The Dream of the Internet has Died

The Dream of the Internet has Died.

Internet pioneer John Perry Barlow, who championed ideals of a free and open internet, has died. And his ideals are at risk of dying with him.

Barlow’s Declaration of the Independence of Cyberspace, written almost exactly 22 years ago, was a rallying cry and a warning to governments: “You are not welcome among us. You have no sovereignty where we gather.”

The declaration laid out an optimistic vision for an egalitarian internet that would allow anyone to express their beliefs “without fear of being coerced into silence or conformity” and without government regulation.

“His optimism was infectious and he played such an important role in allowing people to be bold about what they might build,” said Siva Vaidhyanathan, professor of media studies at the University of Virginia.

However, 22 years on and his utopian vision has not materialized. In its place we have widespread government surveillance, a concentration of power into the hands of a few large multinational companies, and increasingly politicized “fake news.”

“The idea that the internet exists outside the reach of state and companies has been palpably eroded,” said Carl Miller from think tank Demos.

In 1996, cyberspace might have seemed like a separate sphere where the old rules of the physical world didn’t apply. But as the population of the internet mushroomed from a small group of academics to billions of people on smartphones around the world, its ugly underbelly started to bloat.

“The internet was always embedded with human beings and all of our weaknesses. There were always racists, misogynists and nationalists on the internet, but as it’s grown that just became clearer and more influential,” said Vaidhyanathan.

“He was right that the internet gave more people more voices than ever before, but it is also used to shut people down, lie and censor as much as empower,” added Miller.

As the population of cyberspace grew, so too did governments’ desire and ability to use it to surveil and manipulate citizens, from the NSA’s mass surveillance programs to China’s Great Firewall.

Barlow was by no means naive. He knew that technology could be used for evil as much as for good, but he chose to focus on the latter, as highlighted by the EFF’s executive director, Cindy Cohn, in this touching tribute.

“It is no exaggeration to say that major parts of the Internet we all know and love today exist and thrive because of Barlow’s vision and leadership. He always saw the Internet as a fundamental place of freedom, where voices long silenced can find an audience and people can connect with others regardless of physical distance,” Cohn wrote.
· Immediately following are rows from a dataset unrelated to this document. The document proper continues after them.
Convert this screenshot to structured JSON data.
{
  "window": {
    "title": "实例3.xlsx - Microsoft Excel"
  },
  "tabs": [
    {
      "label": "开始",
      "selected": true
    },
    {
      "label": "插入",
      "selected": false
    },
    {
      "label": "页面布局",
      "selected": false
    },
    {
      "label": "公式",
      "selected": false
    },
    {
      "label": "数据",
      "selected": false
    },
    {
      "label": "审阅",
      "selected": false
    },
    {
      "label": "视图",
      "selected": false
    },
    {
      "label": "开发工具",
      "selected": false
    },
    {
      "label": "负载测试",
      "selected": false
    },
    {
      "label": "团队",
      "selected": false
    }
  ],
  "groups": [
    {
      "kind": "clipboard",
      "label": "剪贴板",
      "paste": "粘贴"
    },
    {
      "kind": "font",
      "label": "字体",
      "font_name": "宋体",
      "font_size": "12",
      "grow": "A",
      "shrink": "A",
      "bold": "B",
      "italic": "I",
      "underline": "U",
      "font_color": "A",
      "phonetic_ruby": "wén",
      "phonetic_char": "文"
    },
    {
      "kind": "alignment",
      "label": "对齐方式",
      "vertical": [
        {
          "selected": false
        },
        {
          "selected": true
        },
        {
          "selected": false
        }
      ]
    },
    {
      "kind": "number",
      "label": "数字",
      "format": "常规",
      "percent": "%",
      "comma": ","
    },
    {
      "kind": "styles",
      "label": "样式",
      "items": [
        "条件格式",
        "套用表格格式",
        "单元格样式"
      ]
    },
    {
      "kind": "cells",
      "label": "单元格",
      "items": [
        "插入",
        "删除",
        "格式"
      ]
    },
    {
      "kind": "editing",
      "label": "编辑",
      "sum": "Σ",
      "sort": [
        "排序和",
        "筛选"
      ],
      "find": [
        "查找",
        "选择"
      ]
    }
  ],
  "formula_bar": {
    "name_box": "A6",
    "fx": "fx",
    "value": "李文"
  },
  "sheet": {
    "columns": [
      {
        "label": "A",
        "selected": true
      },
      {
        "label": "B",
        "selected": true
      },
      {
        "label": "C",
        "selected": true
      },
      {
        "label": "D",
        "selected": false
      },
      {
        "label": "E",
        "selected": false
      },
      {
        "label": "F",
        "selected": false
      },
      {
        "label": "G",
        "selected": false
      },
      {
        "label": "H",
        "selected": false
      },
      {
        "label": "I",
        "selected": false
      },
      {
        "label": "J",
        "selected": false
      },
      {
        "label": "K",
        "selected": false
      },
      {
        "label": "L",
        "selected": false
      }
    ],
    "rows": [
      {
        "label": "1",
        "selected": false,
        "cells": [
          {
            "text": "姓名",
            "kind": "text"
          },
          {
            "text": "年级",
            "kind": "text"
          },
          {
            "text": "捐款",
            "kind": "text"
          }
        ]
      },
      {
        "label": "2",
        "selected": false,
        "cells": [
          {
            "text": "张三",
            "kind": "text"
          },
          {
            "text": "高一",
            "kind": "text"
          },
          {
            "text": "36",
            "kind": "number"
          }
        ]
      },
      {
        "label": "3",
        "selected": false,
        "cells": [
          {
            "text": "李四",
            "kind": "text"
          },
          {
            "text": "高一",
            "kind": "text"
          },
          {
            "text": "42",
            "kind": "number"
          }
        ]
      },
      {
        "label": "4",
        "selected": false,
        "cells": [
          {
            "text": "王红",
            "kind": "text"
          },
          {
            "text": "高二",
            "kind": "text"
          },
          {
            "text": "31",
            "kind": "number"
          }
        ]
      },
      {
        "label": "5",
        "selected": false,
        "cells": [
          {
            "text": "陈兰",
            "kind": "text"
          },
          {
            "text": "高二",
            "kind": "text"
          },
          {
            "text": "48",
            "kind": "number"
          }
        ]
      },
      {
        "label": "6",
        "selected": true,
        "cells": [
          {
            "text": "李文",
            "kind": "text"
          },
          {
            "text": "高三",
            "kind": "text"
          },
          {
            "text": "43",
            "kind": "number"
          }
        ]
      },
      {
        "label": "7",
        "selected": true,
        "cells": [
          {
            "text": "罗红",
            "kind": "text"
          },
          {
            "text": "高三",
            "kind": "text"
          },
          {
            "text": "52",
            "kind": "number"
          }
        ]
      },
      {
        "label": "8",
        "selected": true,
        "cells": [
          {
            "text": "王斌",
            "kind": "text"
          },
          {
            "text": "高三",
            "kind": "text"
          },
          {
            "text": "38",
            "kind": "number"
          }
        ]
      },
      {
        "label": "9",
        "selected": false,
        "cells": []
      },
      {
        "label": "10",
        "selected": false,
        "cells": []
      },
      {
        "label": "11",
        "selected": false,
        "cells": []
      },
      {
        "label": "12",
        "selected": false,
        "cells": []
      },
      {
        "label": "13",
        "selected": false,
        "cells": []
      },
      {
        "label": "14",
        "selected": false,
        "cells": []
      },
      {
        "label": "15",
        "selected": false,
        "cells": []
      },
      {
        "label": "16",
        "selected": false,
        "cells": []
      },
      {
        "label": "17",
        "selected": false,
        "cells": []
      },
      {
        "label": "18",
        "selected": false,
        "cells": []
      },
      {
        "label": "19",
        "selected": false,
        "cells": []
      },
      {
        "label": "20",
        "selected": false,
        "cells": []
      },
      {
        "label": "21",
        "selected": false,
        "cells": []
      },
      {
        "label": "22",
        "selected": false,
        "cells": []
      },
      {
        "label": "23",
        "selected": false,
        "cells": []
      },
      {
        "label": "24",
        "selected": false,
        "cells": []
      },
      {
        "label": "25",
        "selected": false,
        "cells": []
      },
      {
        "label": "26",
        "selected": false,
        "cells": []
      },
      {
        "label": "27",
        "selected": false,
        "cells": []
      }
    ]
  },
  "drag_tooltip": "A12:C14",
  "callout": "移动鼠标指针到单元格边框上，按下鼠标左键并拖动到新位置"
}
“I knew it’s also true that a good way to invent the future is to predict it. So I predicted Utopia, hoping to give Liberty a running start before turn-key totalitarianism caught up,” Barlow once said.

IN recent years, the internet has been pummeled by increasingly powerful government and corporate manipulators, but all is not lost. Barlow’s legacy lives on through the Electronic Frontier Foundation, which he founded, and the Freedom of the Press Foundation, organizations that tirelessly fight for people’s rights in the face of such immense challenges.

Now, more than ever, they need your support.